“A lot of girls will do things to get roles.”

By Kate Wagner
Sophie Monk’s foray into Hollywood is well-documented. From movie roles to her engagement to Benji Madden, the singer seemed to get the full La La Land experience.
Now, she’s weighed in on Hollywood's newly-exposed sexual harassment epidemic, previously buried by fear and a suffocating power imbalance.
“You definitely get hit on a lot when you shouldn’t,” Monk told The Herald Sun.
WATCH: Hollywood's apologist attitude to sexual assault has always been a problem.
“You think you are going in for a meeting and the next thing it is a dinner meeting and you go, ‘Oh, I get where this is going’ ...
“They can be touchy feely and say inappropriate things.”
So far, so good – a clear affirmation sexual harassment and abuse of power.
But then she goes on to say: “People can get drunk with the power and the money, and a lot of girls will do things to get roles.”
A lot of girls will do things to get roles.
What about the young men?
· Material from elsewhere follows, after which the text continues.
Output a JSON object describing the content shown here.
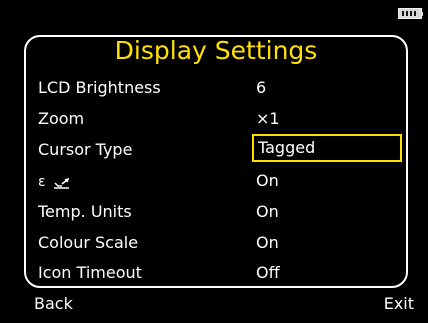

Or is it because they’re not being propositioned for sex with the same ferocity as women?
Her word choice also diminishes the severity and wide variety of allegations. It implies the people targeted by predators are only young, naïve girls who offer themselves willingly despite so many of the accusations not supporting that trope.
It’s also happening to men like Terry Crews, to established professionals, and to women simply scared of being blacklisted and never working again.
Monk also distances herself from the issue and injects even more problematic rhetoric.
“Then there are people like me; like I would not even understand how that would work,” she told the publication.
“Why would you want to employ someone after you have done something with them and then see them the next day?”
“You just have to really respect yourself. If you are strong no one can hurt you.”
If you are strong no one can hurt you.
Does that imply Kate Beckinsale, Rose McGowan, Ashley Judd, Gwyneth Paltrow weren’t strong? That calling out Harvey Weinstein publicly is a sign of weakness?
The implication women who are harassed just don’t respect themselves enough is such a huge part of the victim-blaming we’re trying so hard to eradicate.
While we're sure Monk wasn’t trying to cheapen their harrowing experiences, her attitude and word choice are indicative of an inherently damaging mindset when it comes to sexual assault.